I’m not even sure that I knew that what I was hearing was harpsichord.

However, to paraphrase Marcia Brady, I don’t know how to build a clock, but I know how to tell time and, though I might know little about the harpsichord, I can still enjoy what it brings to a song.

Here are four songs with harpsichord…

Asia – Ride Easy
from Anthologia: The 20th Anniversary/Geffen Years Collection (1982-1990)

I was completely smitten with Asia’s self-titled debut in ’82 and – somewhere – I still have a poster of the album cover. That poster inspired me to suggest the Asia dragon as potential artwork when Paloma was searching for something to cover a tattoo.

(she didn’t find the idea as grand as I did, but, then again, she wasn’t a fourteen-year old boy in 1982)

Yet, grand is an appropriate description of the quartet’s debut album and it shouldn’t be surprising that a band whose drummer had a gong would find room for harpsichord, too.

Ride Easy was the b-side to Asia’s first hit, Heat Of The Moment, and not included on their debut album much to my dismay at the time as I’d only get to hear it when I’d punch it up on a jukebox.

Maureen McGovern – The Morning After
from Have A Nice Decade: The ’70s Pop Culture Box

I seem to hear The Morning After at least once a week while listening to Sirius’ ’70s station on the morning commute to work and that’s fine by me.

There’s something about the song that I dig. Maybe it’s the sheer melodrama of it all, but, if you’re going to have a theme song about a luxury liner capsized by a massive tidal wave – and Ernest Borgnine is in the cast – I suppose that it’s no time to be timid.

Rolling Stones – Play With Fire
from Big Hits: High Tide And Green Grass

I fully admit that The Stones have been phoning it in for so long now that it has affected my view of them.

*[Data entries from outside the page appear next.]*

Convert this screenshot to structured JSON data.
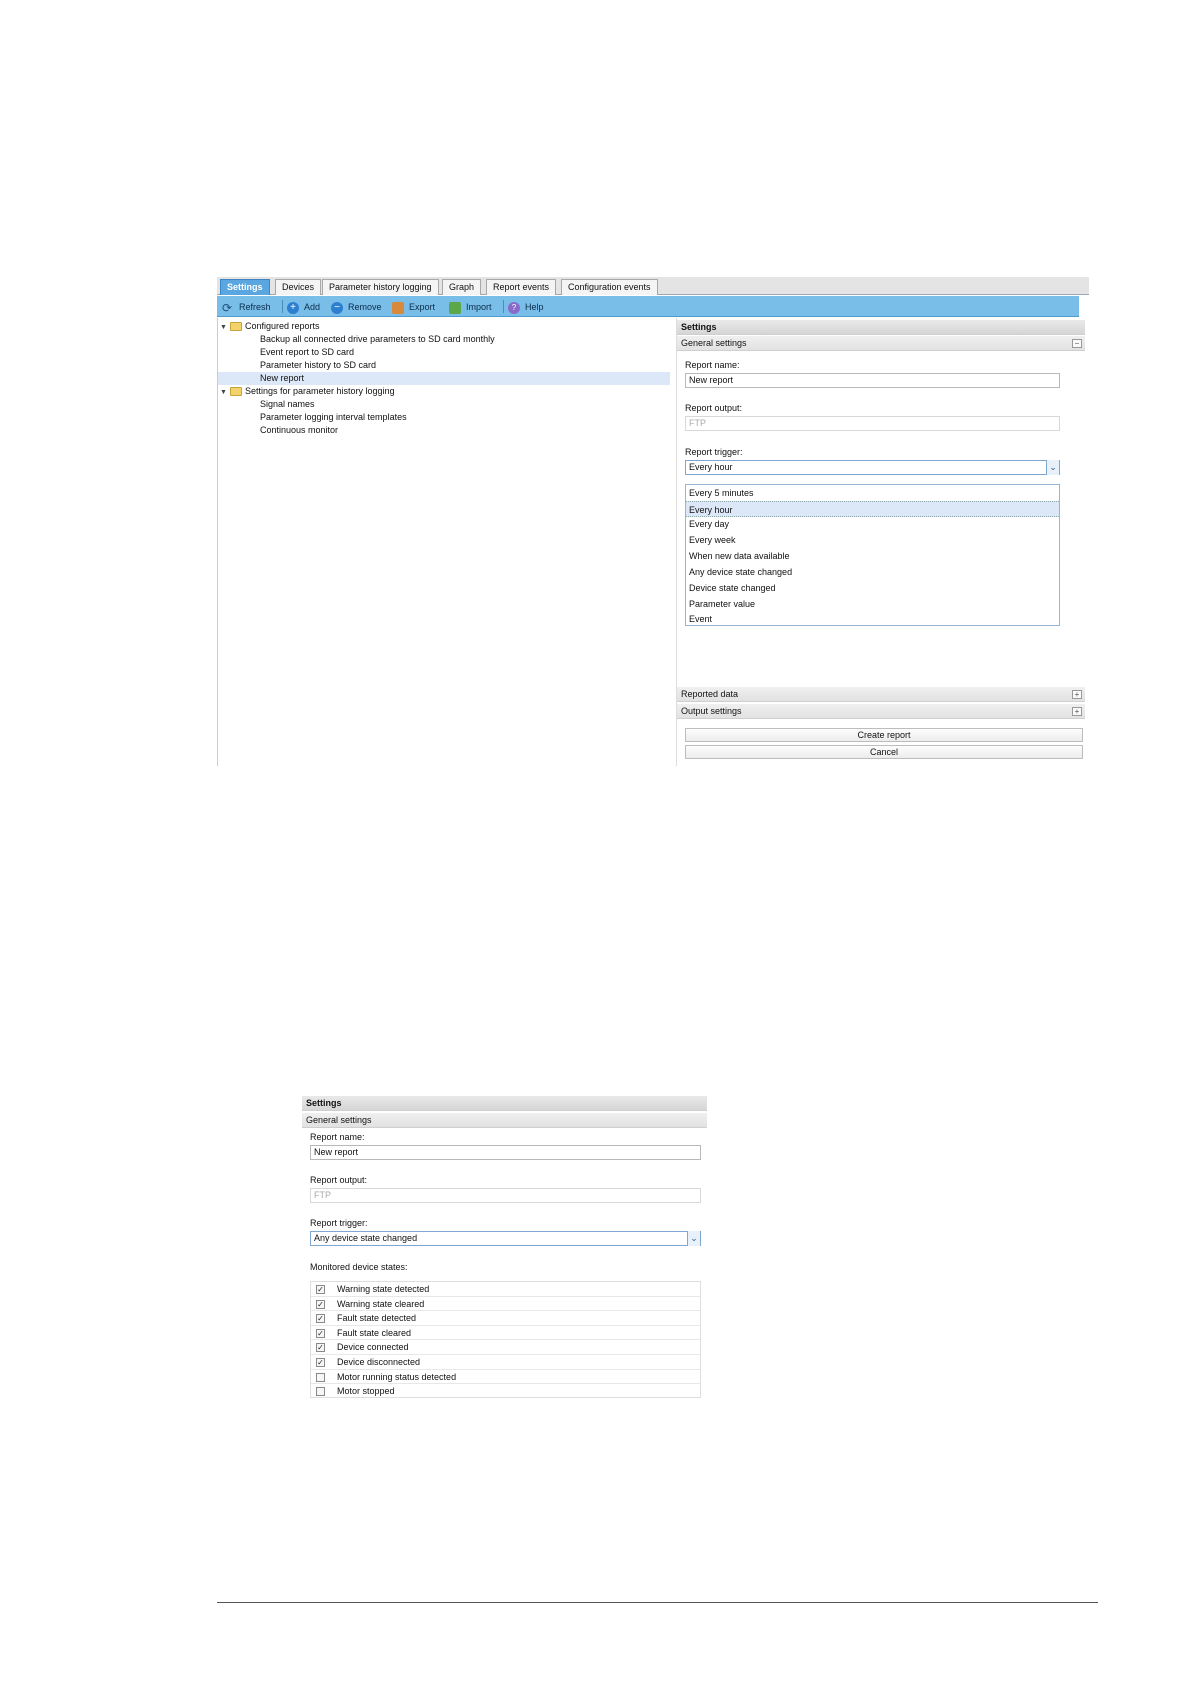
{
  "screenshot1": {
    "tabs": [
      {
        "label": "Settings",
        "active": true
      },
      {
        "label": "Devices"
      },
      {
        "label": "Parameter history logging"
      },
      {
        "label": "Graph"
      },
      {
        "label": "Report events"
      },
      {
        "label": "Configuration events"
      }
    ],
    "toolbar": {
      "refresh": "Refresh",
      "add": "Add",
      "remove": "Remove",
      "export": "Export",
      "import": "Import",
      "help": "Help"
    },
    "tree": {
      "configured_reports": "Configured reports",
      "items": [
        "Backup all connected drive parameters to SD card monthly",
        "Event report to SD card",
        "Parameter history to SD card",
        "New report"
      ],
      "history_logging": "Settings for parameter history logging",
      "history_items": [
        "Signal names",
        "Parameter logging interval templates",
        "Continuous monitor"
      ]
    },
    "settings": {
      "title": "Settings",
      "general": "General settings",
      "report_name_label": "Report name:",
      "report_name_value": "New report",
      "report_output_label": "Report output:",
      "report_output_value": "FTP",
      "report_trigger_label": "Report trigger:",
      "report_trigger_value": "Every hour",
      "trigger_options": [
        "Every 5 minutes",
        "Every hour",
        "Every day",
        "Every week",
        "When new data available",
        "Any device state changed",
        "Device state changed",
        "Parameter value",
        "Event"
      ],
      "highlighted_option": 1,
      "reported_data": "Reported data",
      "output_settings": "Output settings",
      "create_button": "Create report",
      "cancel_button": "Cancel"
    }
  },
  "screenshot2": {
    "title": "Settings",
    "general": "General settings",
    "report_name_label": "Report name:",
    "report_name_value": "New report",
    "report_output_label": "Report output:",
    "report_output_value": "FTP",
    "report_trigger_label": "Report trigger:",
    "report_trigger_value": "Any device state changed",
    "monitored_label": "Monitored device states:",
    "states": [
      {
        "label": "Warning state detected",
        "checked": true
      },
      {
        "label": "Warning state cleared",
        "checked": true
      },
      {
        "label": "Fault state detected",
        "checked": true
      },
      {
        "label": "Fault state cleared",
        "checked": true
      },
      {
        "label": "Device connected",
        "checked": true
      },
      {
        "label": "Device disconnected",
        "checked": true
      },
      {
        "label": "Motor running status detected",
        "checked": false
      },
      {
        "label": "Motor stopped",
        "checked": false
      }
    ]
  }
}
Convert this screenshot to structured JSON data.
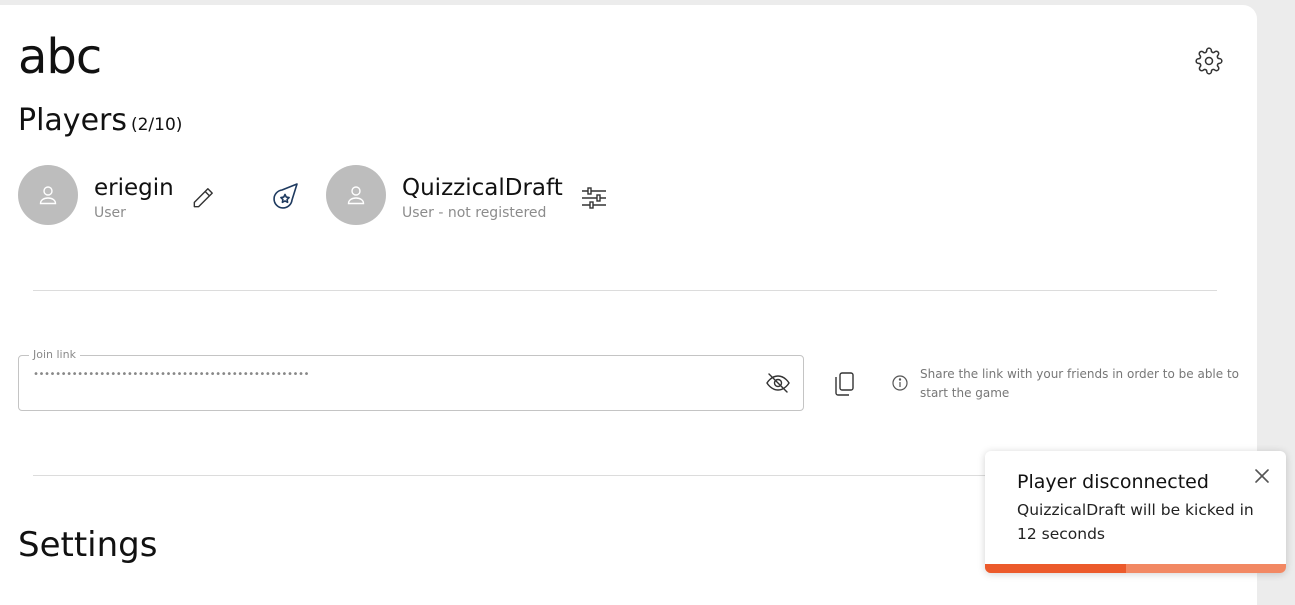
{
  "game": {
    "title": "abc"
  },
  "players": {
    "heading": "Players",
    "count": "(2/10)",
    "list": [
      {
        "name": "eriegin",
        "role": "User",
        "action_icon": "pencil-icon"
      },
      {
        "name": "QuizzicalDraft",
        "role": "User - not registered",
        "action_icon": "sliders-icon"
      }
    ],
    "host_icon": "comet-icon"
  },
  "join_link": {
    "label": "Join link",
    "value": "••••••••••••••••••••••••••••••••••••••••••••••••••",
    "visibility_icon": "eye-off-icon",
    "copy_icon": "copy-icon",
    "info_text": "Share the link with your friends in order to be able to start the game"
  },
  "settings": {
    "heading": "Settings"
  },
  "toast": {
    "title": "Player disconnected",
    "message": "QuizzicalDraft will be kicked in 12 seconds",
    "progress": 0.47,
    "colors": {
      "fill": "#ec5a2b",
      "track": "#f28863"
    }
  }
}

And that makes it all the more astounding when something pre-Goats Head Soup pops up on the iPod.

Play With Fire is truly menacing and menace is a vibe which The Stones were once as capable of capturing as well as any band ever has.

Jellyfish – The King Is Half-Undressed
from Bellybutton

I discovered Jellyfish when the record store where I worked received a promo copy of the band’s debut, Bellybutton, in 1990. The psychedelic album cover was eye-catching and the music earned the group from San Francisco comparisons to greats like Queen, The Beach Boys, The Beatles, XTC, and Cheap Trick.

Despite plenty of swooning by critics, Jellyfish was unable to find mainstream success and would split up after just one more album, 1993’s Spilt Milk, but the group has continued to loom large in the hearts of power pop devotees for the past two decades.

Be forewarned, I listened to The King Is Half-Undressed the other morning as I hadn’t heard it for awhile. That was two days ago and I still haven’t been able to get it out of my head.